In September 2016, the Yale Corporation announced its intention to improve transparency through a series of forthcoming reforms. These efforts are long overdue. The broader Yale community has lacked meaningful involvement in many recent decisions that affect us all. As a result, our disagreements with the Corporation on a host of subjects — naming of the residential colleges, racial justice organizing on campus, sexual assault cases, divestment from the prison and fossil fuel industries, excessive endowment accumulation and Yale’s increasingly corporate management structure — persist without redress or open discussion.

We need to have confidence in our University’s leaders, and we think that an improved collaboration and accountability policy would vastly improve the Corporation’s position in the eyes of the Yale community. Although we acknowledge the important role of the Corporation in working to continuously improve Yale, its current isolation and secrecy do not convey respect for what should be a collaborative process. Moving forward, we also expect the Corporation to recognize the important role that the entire Yale community — students, faculty, alumni and staff — plays as partners in making Yale a better place.

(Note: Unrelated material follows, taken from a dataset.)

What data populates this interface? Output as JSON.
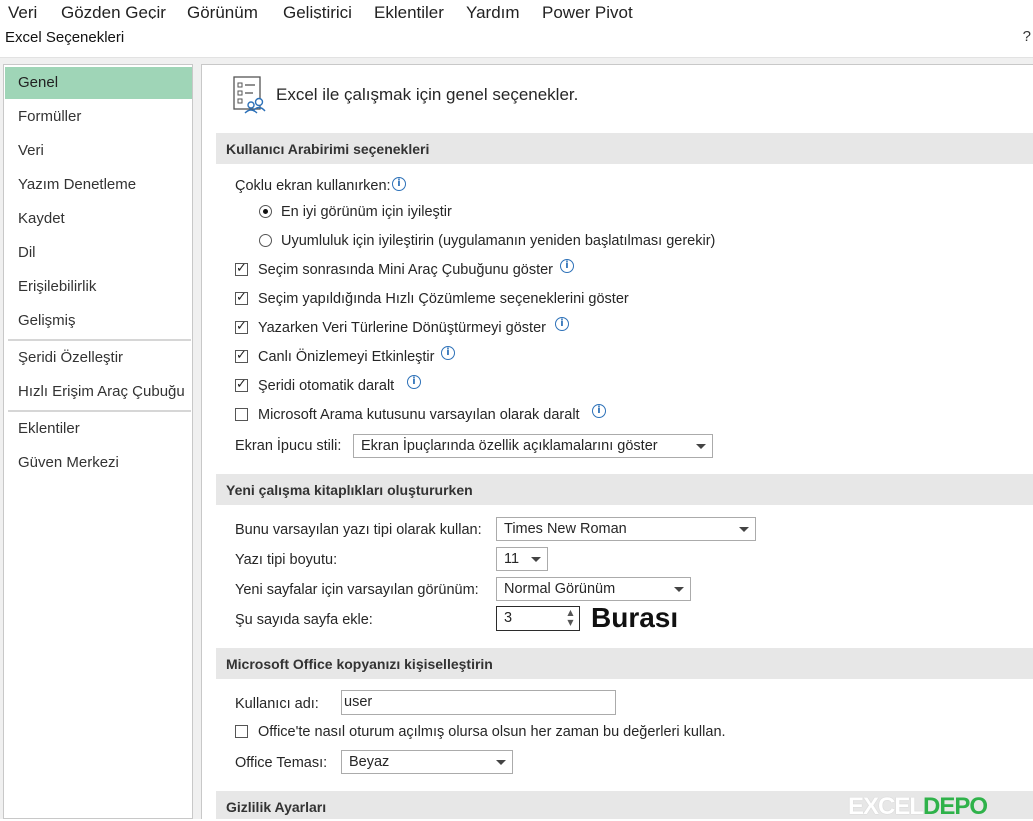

In order to regain the trust of the Yale community, the Corporation will have to do more than provide occasional gestures of good faith. Instead, it must implement policies that provide for four core pillars: transparency, access, impartial advising and accountability. Anything less would fall short.

To improve transparency, the Corporation should send out a report every semester describing the work that it has done in the previous year and its agenda for the year to come. Also, the Corporation should release and distribute agendas and minutes of meetings of the Corporation and its subcommittees. At a university devoted to the pursuit of Light and Truth, the governing body’s actions ought not to be shrouded in secrecy. We can do better.

But the Corporation cannot only make itself more transparent to the Yale community without welcoming it into the decision-making process. The Corporation should work to create channels that provide opportunities for real dialogue. In order to provide meaningful access, the Corporation first should hold weekly office hours for the entire Yale community. Every Corporation member should hold at least one session each year. Otherwise, how can Corporation members speak with any authority about today’s Yale? Second, the Corporation should establish a process by which stakeholders can engage in dialogue with the Corporation itself. We imagine a formal procedure that would oblige the Corporation to respond to issues important to the community. For example, a given number of signatures on a petition or a successful referendum could require the Corporation to respond formally to a demand.

For some issues though, it makes sense for the Corporation to delegate authority to more focused groups that can meet more frequently. But the Corporation must grant these committees a meaningful advisory role. The members of the community who work with these committees need to be assured that they will represent community views earnestly and objectively. More importantly, that the Corporation will take committee suggestions seriously. For these reasons, we suggest that the Corporation first clarify the role of these committees, making clear that bodies like the Committee to Establish Principles on Renaming are expected to evaluate claims independently from Corporation oversight, influence or preference. Next, the Corporation should require these advisory committees to publish recommendations in the News at the same time that they make them to the Corporation. Finally, we suggest that the Corporation delegate greater decision-making authority to these committees who have developed expertise and insight into these issues.

Finally, and most importantly, we ask that the Corporation embrace democratic reforms. In order to act on behalf of the entirety of the Yale community, the Corporation must make itself accountable to those its decisions touch. For this reason, we implore the Corporation to invite a representative from the Yale College Council, the Faculty of Arts and Sciences Senate and Yale employees to participate in Corporation meetings. In addition, the Corporation should allow students, faculty and staff to vote in the Corporation member selection process. Those running for seats on the Corporation should hold town hall meetings on campus where stakeholders can meet and ask questions. And, in the event that Corporation members run into conflicts of interests, there must be a process through which they openly address these conflicts.

These reforms would provide a genuine opportunity for a better Yale. We hope that the Corporation will partner with the rest of the Yale community in making this great institution ever greater. In this spirit of a continuously striving Yale, we ask that the Corporation respond to these requests within a month.


Fossil Free Yale; Yale Students for Prison Divestment; Students Unite Now; Black Student Alliance at Yale (BSAY); Yale Student Environmental Coalition; LGBTQ Student Cooperative; Yale Civil Rights Project; Reproductive Justice Action League at Yale (RALY); Movimiento Estudiantil Chicana/o de Aztlán de Yale (MEChA); Party of the Left; Asian American Studies Task Force; Yale Undergraduate Prison Project; Undergraduate First Generation Low Income Partnership; Oyé Spoken Word at Yale; Sexual Literacy Forum at Yale; Women’s Leadership Initiative; Racial and Ethnic Openness Club; Calhoun College Council; Morse College Council; Silliman Activity and Administration Committee; Trumbull College Council; Project Bright; Yale Undergraduate Film Alliance; Yale Effective Altruists; Bulldog Productions; National Lawyers Guild.

Nathan Lobel is a senior in Branford College. He is a member of Fossil Free Yale and the principle author on this letter. Contact him at .